**Material provided:**
Content starts

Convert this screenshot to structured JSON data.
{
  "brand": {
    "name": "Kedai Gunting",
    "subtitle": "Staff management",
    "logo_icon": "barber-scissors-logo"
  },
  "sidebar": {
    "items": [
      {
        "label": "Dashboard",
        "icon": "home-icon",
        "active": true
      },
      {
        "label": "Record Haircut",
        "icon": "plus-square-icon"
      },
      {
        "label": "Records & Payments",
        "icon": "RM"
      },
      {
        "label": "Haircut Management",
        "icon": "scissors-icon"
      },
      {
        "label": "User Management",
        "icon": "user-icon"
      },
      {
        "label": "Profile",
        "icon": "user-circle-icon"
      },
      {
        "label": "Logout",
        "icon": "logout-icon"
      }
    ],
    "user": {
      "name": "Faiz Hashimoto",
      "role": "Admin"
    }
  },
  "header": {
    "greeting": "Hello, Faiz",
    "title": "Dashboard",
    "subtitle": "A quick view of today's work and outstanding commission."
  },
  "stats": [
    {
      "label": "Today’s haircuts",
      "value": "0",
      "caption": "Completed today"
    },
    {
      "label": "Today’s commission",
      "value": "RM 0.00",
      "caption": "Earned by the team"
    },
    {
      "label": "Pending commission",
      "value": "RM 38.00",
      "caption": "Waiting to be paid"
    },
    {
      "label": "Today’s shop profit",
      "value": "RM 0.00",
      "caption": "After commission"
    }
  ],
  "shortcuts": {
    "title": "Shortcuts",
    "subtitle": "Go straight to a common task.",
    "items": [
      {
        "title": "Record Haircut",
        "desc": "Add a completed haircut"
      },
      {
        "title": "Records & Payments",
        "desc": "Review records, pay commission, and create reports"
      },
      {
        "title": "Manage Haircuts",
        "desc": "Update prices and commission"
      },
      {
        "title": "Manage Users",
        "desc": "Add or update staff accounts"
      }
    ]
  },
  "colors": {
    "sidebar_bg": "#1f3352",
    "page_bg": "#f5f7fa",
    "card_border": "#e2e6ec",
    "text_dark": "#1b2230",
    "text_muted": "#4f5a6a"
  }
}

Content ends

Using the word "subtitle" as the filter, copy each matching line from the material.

    "subtitle": "Staff management",
    "subtitle": "A quick view of today's work and outstanding commission."
    "subtitle": "Go straight to a common task.",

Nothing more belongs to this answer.